● TASK TO CARRY OUT
Your task is to copy each line of the records that includes the string "number".

● Entries from a dataset of interfaces
↓↓↓

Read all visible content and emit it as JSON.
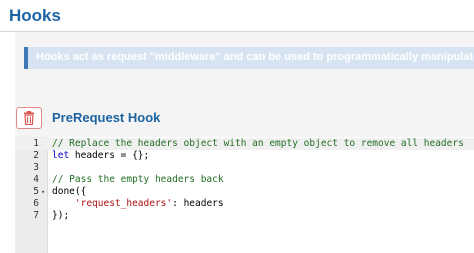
{
  "page": {
    "title": "Hooks"
  },
  "info_banner": {
    "text": "Hooks act as request \"middleware\" and can be used to programmatically manipulate requests"
  },
  "hook_section": {
    "title": "PreRequest Hook",
    "delete_icon": "trash-icon"
  },
  "code_editor": {
    "lines": [
      {
        "number": "1",
        "tokens": [
          {
            "type": "comment",
            "text": "// Replace the headers object with an empty object to remove all headers"
          }
        ]
      },
      {
        "number": "2",
        "tokens": [
          {
            "type": "keyword",
            "text": "let"
          },
          {
            "type": "plain",
            "text": " headers = {};"
          }
        ]
      },
      {
        "number": "3",
        "tokens": []
      },
      {
        "number": "4",
        "tokens": [
          {
            "type": "comment",
            "text": "// Pass the empty headers back"
          }
        ]
      },
      {
        "number": "5",
        "fold": "▾",
        "tokens": [
          {
            "type": "plain",
            "text": "done({"
          }
        ]
      },
      {
        "number": "6",
        "tokens": [
          {
            "type": "plain",
            "text": "    "
          },
          {
            "type": "string",
            "text": "'request_headers'"
          },
          {
            "type": "plain",
            "text": ": headers"
          }
        ]
      },
      {
        "number": "7",
        "tokens": [
          {
            "type": "plain",
            "text": "});"
          }
        ]
      }
    ],
    "colors": {
      "comment": "#236e24",
      "keyword": "#0000cc",
      "string": "#aa1111"
    }
  }
}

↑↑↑

● RESPONSE AREA
        "number": "1",
        "number": "2",
        "number": "3",
        "number": "4",
        "number": "5",
        "number": "6",
        "number": "7",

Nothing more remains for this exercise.